(Dataset rows describing interfaces)

+===+

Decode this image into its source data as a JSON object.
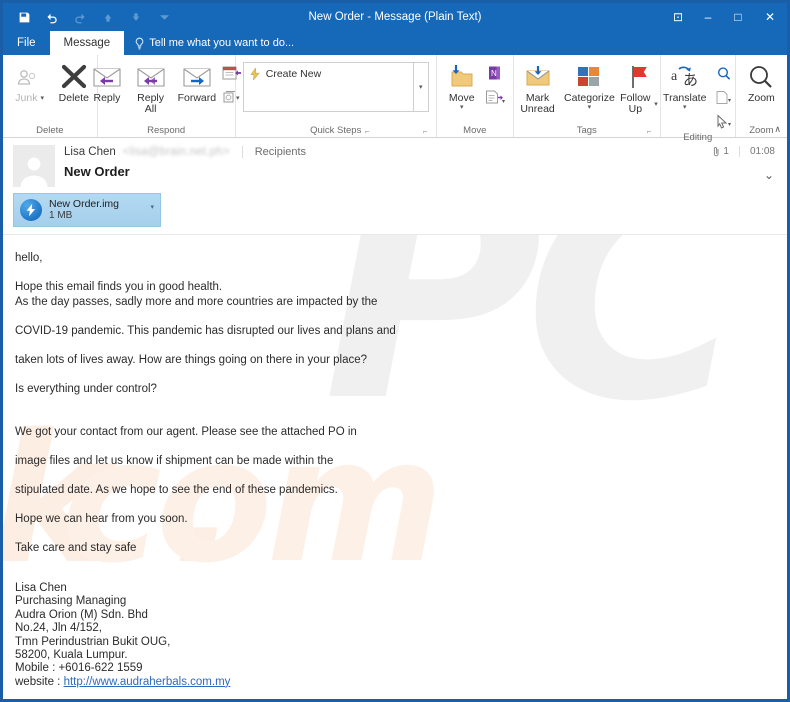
{
  "window": {
    "title": "New Order - Message (Plain Text)",
    "quick_access": [
      {
        "name": "save",
        "icon": "save-icon",
        "enabled": true
      },
      {
        "name": "undo",
        "icon": "undo-icon",
        "enabled": true
      },
      {
        "name": "redo",
        "icon": "redo-icon",
        "enabled": false
      },
      {
        "name": "previous-item",
        "icon": "up-arrow-icon",
        "enabled": false
      },
      {
        "name": "next-item",
        "icon": "down-arrow-icon",
        "enabled": false
      },
      {
        "name": "customize-quick-access-toolbar",
        "icon": "chevron-down-icon",
        "enabled": false
      }
    ],
    "controls": {
      "ribbon_display": "⊡",
      "minimize": "–",
      "maximize": "□",
      "close": "✕"
    }
  },
  "tabs": {
    "file": "File",
    "message": "Message",
    "tellme": "Tell me what you want to do..."
  },
  "ribbon": {
    "groups": [
      {
        "label": "Delete",
        "buttons": [
          {
            "label": "Junk",
            "icon": "junk-people-icon",
            "disabled": true,
            "has_caret": true
          },
          {
            "label": "Delete",
            "icon": "delete-x-icon",
            "disabled": false,
            "has_caret": false
          }
        ]
      },
      {
        "label": "Respond",
        "buttons": [
          {
            "label": "Reply",
            "icon": "reply-envelope-icon",
            "disabled": false,
            "has_caret": false
          },
          {
            "label": "Reply All",
            "icon": "reply-all-envelope-icon",
            "disabled": false,
            "has_caret": false
          },
          {
            "label": "Forward",
            "icon": "forward-envelope-icon",
            "disabled": false,
            "has_caret": false
          }
        ],
        "small_buttons": [
          {
            "name": "meeting",
            "icon": "meeting-calendar-icon"
          },
          {
            "name": "more-respond",
            "icon": "more-actions-icon",
            "has_caret": true
          }
        ]
      },
      {
        "label": "Quick Steps",
        "gallery_items": [
          {
            "label": "Create New",
            "icon": "quick-step-lightning-icon"
          }
        ],
        "scroll": "▾",
        "has_dialog_launcher": true
      },
      {
        "label": "Move",
        "buttons": [
          {
            "label": "Move",
            "icon": "move-folder-icon",
            "disabled": false,
            "has_caret": true
          }
        ],
        "small_buttons": [
          {
            "name": "onenote",
            "icon": "onenote-icon"
          },
          {
            "name": "rules",
            "icon": "rules-page-icon",
            "has_caret": true
          }
        ],
        "has_dialog_launcher": true
      },
      {
        "label": "Tags",
        "buttons": [
          {
            "label": "Mark Unread",
            "icon": "mark-unread-envelope-icon",
            "disabled": false,
            "has_caret": false
          },
          {
            "label": "Categorize",
            "icon": "categorize-squares-icon",
            "disabled": false,
            "has_caret": true
          },
          {
            "label": "Follow Up",
            "icon": "follow-up-flag-icon",
            "disabled": false,
            "has_caret": true
          }
        ],
        "has_dialog_launcher": true
      },
      {
        "label": "Editing",
        "buttons": [
          {
            "label": "Translate",
            "icon": "translate-icon",
            "disabled": false,
            "has_caret": true
          }
        ],
        "small_buttons": [
          {
            "name": "find",
            "icon": "find-magnifier-icon"
          },
          {
            "name": "select",
            "icon": "select-page-icon",
            "has_caret": true
          },
          {
            "name": "pointer",
            "icon": "pointer-cursor-icon",
            "has_caret": true
          }
        ]
      },
      {
        "label": "Zoom",
        "buttons": [
          {
            "label": "Zoom",
            "icon": "zoom-magnifier-icon",
            "disabled": false,
            "has_caret": false
          }
        ]
      }
    ],
    "collapse": "∧"
  },
  "message": {
    "sender_name": "Lisa Chen",
    "sender_email": "<lisa@brain.net.ph>",
    "recipients_label": "Recipients",
    "subject": "New Order",
    "attachment_count": "1",
    "time": "01:08",
    "expand_caret": "⌄",
    "attachment": {
      "name": "New Order.img",
      "size": "1 MB",
      "caret": "▾"
    },
    "body_lines": [
      {
        "text": "hello,",
        "gap_after": "m"
      },
      {
        "text": "Hope this email finds you in good health.",
        "gap_after": ""
      },
      {
        "text": "As the day passes, sadly more and more countries are impacted by the",
        "gap_after": "m"
      },
      {
        "text": "COVID-19 pandemic. This pandemic has disrupted our lives and plans and",
        "gap_after": "m"
      },
      {
        "text": "taken lots of lives away. How are things going on there in your place?",
        "gap_after": "m"
      },
      {
        "text": "Is everything under control?",
        "gap_after": "m"
      },
      {
        "text": "",
        "gap_after": "s"
      },
      {
        "text": "We got your contact from our agent. Please see the attached PO in",
        "gap_after": "m"
      },
      {
        "text": "image files and let us know if shipment can be made within the",
        "gap_after": "m"
      },
      {
        "text": "stipulated date. As we hope to see the end of these pandemics.",
        "gap_after": "m"
      },
      {
        "text": "Hope we can hear from you soon.",
        "gap_after": "m"
      },
      {
        "text": "Take care and stay safe",
        "gap_after": ""
      }
    ],
    "signature_lines": [
      "Lisa Chen",
      "Purchasing Managing",
      "Audra Orion (M) Sdn. Bhd",
      "No.24, Jln 4/152,",
      "Tmn Perindustrian Bukit OUG,",
      "58200, Kuala Lumpur.",
      "Mobile : +6016-622 1559"
    ],
    "website_label": "website : ",
    "website_url": "http://www.audraherbals.com.my"
  },
  "watermark": {
    "primary": "PC",
    "secondary": "com",
    "tertiary": "k ."
  },
  "colors": {
    "titlebar": "#1668b8",
    "window_border": "#1a5ea8",
    "attachment_chip": "#a9d4ef",
    "link": "#2a6bbd",
    "accent_purple": "#7a3aa8",
    "accent_blue": "#1d72c4"
  }
}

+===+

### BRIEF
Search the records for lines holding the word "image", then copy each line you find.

### ANSWER SECTION
Decode this image into its source data as a JSON object.
        "text": "image files and let us know if shipment can be made within the",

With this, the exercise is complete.